Dialysis providers will receive a 3.1% pay increase from the Centers for Medicare and Medicaid Services in 2023, the agency announced in a final rule issued Monday.
CMS will hike the base rate paid for dialysis services by $7.67 to $265.57. Hospital-based end-stage renal disease providers will receive an estimated 3.1% increase in payments and freestanding facilities will receive 3%, according to CMS. Come 2023, the agency will also permanently bar ESRD facilities from decreasing workers’ wages by more than 5% annually, regardless of the circumstances causing the decline, according to the rule.
The agency will suppress seven metrics from its quality improvement plan next year to account for the effects of COVID-19, including a readmission ratio and the in-center hemodialysis consumer experience survey. CMS will collect and post the data but not factor them into payments. Officials will rely on 2019 data for these measures to assess providers’ quality.
Beginning in 2025, CMS will also factor in healthcare employees’ COVID-19 vaccination status when assessing facilities’ quality. Providers must begin reporting that information in 2023.
CMS additionally finalized a plan to convert the standardized transfusion ratio reporting measure, which tracks how many red blood cell transfusions a facility performs relative to the national average, into a clinical metric starting in 2025.

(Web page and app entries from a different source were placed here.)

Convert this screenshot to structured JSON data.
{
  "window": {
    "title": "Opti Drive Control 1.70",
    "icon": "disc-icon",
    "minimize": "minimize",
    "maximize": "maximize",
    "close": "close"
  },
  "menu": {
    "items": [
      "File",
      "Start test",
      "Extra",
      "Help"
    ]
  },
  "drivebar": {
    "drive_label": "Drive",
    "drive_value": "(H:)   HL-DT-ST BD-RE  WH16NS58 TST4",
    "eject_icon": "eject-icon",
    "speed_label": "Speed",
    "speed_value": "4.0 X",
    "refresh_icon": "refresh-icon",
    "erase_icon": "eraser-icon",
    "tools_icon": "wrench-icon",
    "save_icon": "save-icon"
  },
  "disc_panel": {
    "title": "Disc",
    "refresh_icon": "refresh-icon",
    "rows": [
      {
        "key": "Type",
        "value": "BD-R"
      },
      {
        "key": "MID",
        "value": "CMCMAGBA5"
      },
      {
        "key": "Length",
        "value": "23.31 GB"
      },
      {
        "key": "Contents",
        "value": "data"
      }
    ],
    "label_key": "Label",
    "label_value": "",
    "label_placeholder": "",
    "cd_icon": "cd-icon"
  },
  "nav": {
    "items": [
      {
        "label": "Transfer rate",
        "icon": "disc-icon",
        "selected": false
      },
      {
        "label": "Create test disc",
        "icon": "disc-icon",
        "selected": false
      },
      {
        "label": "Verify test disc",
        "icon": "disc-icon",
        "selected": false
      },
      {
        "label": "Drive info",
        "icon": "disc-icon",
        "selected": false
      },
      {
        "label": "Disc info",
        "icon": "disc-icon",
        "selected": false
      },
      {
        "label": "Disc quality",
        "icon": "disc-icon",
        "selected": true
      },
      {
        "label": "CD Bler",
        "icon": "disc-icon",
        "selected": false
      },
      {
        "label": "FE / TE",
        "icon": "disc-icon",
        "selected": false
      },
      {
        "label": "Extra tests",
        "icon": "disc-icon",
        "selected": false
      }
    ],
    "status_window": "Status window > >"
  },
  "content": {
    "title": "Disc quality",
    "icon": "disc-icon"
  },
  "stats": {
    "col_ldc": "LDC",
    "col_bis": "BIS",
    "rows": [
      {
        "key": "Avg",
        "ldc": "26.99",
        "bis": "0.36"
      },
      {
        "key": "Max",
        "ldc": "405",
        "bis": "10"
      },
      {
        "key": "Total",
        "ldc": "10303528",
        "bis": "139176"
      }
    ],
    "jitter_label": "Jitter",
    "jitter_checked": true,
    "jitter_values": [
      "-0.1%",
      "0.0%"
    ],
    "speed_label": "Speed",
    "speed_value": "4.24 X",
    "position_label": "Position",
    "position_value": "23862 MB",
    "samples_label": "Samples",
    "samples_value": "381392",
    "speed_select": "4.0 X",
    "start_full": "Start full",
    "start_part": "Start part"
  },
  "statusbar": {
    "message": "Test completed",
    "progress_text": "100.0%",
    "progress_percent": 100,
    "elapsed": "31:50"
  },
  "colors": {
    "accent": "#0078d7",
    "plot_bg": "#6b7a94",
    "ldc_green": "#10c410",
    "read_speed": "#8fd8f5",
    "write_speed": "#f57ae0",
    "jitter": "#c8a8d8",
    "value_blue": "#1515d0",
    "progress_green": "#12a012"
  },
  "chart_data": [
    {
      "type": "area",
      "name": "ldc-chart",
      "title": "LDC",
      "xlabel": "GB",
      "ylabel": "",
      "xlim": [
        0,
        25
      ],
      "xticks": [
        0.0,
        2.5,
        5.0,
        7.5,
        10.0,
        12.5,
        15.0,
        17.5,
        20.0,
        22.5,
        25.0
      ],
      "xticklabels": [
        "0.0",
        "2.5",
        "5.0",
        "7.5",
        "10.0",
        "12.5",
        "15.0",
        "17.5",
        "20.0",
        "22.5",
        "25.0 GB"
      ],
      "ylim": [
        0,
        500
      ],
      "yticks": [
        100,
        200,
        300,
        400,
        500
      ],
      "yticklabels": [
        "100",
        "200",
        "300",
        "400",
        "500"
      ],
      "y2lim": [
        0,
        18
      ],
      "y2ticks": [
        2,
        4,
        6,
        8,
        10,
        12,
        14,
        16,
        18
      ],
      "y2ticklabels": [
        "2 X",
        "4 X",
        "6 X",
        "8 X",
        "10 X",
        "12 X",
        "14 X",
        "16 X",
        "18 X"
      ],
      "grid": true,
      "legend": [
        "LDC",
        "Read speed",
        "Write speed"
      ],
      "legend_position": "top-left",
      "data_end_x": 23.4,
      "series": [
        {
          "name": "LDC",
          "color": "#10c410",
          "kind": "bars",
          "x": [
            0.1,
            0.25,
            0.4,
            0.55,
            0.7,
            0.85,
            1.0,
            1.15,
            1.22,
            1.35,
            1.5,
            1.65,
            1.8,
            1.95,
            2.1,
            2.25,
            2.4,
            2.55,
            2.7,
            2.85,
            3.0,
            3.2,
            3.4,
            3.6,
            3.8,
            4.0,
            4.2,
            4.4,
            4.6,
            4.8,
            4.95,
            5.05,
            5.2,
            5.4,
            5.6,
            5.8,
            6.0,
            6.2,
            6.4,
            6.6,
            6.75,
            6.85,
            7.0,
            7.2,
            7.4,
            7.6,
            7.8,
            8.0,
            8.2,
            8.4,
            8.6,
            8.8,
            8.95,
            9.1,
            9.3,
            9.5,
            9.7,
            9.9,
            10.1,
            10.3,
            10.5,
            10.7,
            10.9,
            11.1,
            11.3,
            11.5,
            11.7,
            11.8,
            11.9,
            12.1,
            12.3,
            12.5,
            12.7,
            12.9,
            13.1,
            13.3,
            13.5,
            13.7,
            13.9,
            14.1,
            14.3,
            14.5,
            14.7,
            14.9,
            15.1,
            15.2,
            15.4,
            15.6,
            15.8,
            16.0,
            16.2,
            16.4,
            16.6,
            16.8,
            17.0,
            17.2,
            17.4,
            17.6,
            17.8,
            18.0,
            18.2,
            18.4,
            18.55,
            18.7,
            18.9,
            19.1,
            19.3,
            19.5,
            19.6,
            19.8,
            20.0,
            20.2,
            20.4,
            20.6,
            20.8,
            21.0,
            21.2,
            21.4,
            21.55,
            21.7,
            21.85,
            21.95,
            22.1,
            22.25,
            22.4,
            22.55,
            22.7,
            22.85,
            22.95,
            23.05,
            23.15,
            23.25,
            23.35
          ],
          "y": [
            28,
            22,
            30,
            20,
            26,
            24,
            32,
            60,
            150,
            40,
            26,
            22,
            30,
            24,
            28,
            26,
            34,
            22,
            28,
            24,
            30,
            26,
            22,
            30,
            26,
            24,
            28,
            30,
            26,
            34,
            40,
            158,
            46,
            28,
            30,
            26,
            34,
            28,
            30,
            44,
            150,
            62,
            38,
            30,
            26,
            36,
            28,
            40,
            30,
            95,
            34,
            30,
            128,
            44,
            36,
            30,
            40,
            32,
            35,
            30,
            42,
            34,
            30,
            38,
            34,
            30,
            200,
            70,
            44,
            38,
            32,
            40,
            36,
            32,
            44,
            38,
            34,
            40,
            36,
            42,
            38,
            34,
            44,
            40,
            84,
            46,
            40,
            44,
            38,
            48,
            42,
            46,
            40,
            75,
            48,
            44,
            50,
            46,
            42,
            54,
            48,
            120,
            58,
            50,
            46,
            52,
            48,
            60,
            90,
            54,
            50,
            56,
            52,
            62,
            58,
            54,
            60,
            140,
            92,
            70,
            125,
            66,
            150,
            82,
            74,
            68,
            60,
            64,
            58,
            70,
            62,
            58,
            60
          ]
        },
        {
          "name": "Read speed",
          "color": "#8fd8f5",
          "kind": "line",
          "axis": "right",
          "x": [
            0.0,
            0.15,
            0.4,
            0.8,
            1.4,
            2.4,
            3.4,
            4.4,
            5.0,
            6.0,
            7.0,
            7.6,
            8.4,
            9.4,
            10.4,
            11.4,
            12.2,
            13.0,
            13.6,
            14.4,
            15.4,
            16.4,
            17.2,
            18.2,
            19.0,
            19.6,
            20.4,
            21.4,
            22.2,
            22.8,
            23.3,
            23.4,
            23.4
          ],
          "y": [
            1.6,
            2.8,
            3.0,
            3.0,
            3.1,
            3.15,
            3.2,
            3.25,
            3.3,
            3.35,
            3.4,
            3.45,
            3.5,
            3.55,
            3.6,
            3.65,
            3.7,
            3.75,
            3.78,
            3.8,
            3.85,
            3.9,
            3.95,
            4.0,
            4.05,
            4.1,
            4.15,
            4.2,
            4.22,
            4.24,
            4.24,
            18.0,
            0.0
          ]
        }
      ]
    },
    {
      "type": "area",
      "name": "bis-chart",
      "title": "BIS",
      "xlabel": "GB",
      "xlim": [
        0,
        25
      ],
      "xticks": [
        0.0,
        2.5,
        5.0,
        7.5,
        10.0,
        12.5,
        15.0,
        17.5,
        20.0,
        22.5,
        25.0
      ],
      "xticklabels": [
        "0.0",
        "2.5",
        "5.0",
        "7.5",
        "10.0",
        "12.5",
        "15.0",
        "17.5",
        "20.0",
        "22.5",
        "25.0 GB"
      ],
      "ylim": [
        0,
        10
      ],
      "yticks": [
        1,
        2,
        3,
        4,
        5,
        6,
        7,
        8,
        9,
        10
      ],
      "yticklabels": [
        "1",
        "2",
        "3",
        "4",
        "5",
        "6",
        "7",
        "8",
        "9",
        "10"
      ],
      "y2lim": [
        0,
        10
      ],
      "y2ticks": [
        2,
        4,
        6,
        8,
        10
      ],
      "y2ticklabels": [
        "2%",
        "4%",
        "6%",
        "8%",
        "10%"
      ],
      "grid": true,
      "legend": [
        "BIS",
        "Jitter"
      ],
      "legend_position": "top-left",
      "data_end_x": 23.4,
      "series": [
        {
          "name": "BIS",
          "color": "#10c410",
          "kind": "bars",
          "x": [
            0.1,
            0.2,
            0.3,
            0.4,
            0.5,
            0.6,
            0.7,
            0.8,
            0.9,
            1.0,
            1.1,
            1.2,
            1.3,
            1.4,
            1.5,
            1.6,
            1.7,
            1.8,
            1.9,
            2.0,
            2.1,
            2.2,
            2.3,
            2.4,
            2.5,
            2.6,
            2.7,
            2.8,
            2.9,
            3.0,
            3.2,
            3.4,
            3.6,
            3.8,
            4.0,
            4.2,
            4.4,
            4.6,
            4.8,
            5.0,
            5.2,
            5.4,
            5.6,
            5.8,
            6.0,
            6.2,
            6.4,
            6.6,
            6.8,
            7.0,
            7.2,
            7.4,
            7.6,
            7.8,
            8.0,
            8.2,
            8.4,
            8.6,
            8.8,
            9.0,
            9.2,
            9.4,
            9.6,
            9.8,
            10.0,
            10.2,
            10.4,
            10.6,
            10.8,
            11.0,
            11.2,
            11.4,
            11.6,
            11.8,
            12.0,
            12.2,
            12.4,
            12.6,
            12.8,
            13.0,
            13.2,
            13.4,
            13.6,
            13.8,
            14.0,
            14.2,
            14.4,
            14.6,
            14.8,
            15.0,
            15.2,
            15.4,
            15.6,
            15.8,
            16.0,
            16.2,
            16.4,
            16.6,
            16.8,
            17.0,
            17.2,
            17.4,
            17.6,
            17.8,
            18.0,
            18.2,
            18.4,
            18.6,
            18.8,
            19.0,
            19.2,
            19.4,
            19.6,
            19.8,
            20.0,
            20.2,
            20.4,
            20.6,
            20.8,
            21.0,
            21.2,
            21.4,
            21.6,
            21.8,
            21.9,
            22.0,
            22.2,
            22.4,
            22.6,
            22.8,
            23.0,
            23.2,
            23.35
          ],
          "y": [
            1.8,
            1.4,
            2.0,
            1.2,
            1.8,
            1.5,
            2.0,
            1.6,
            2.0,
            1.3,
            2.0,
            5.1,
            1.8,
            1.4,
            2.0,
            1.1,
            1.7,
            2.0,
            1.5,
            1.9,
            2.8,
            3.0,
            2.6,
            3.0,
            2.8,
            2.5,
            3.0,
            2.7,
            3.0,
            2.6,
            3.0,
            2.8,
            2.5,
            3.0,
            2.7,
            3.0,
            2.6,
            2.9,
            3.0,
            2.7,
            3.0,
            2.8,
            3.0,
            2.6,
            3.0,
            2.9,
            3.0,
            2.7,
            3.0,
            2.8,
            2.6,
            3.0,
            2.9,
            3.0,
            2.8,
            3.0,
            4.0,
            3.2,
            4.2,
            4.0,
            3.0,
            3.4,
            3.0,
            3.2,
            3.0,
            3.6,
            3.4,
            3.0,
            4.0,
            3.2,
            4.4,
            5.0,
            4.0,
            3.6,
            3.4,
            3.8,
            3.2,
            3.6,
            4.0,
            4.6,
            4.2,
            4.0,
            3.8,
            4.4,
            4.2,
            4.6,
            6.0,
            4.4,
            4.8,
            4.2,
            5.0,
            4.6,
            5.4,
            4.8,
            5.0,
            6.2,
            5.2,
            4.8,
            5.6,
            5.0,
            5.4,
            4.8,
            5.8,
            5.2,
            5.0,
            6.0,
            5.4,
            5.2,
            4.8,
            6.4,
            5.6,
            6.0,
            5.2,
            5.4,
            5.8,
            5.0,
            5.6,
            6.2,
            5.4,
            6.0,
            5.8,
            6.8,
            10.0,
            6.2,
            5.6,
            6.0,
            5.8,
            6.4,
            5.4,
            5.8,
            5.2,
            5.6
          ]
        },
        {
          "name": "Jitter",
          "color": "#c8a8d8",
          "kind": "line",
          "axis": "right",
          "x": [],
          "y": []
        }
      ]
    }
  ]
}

The clinical measure for hypercalcemia — when calcium levels in the blood are too high — will be converted to a reporting measure in 2025. CMS will work on identifying replacement metrics that more accurately reflect quality improvement.
CMS also updated the scoring methodology and clarified the patient education services requirements for the ESRD Treatment Choices Model. The mandatory Center for Medicare and Medicaid Innovation payment initiative began in January 2021 and runs through June 2027.
CMS modified the model last year to create incentives for providers to reduce disparities in home dialysis and kidney transplant rates. The agency does not anticipate the final rule’s changes to influence the net savings of the model, which are expected to reach $28 million over its 6.5-year lifespan.
The agency denied payment adjusters for three new dialysis-related products.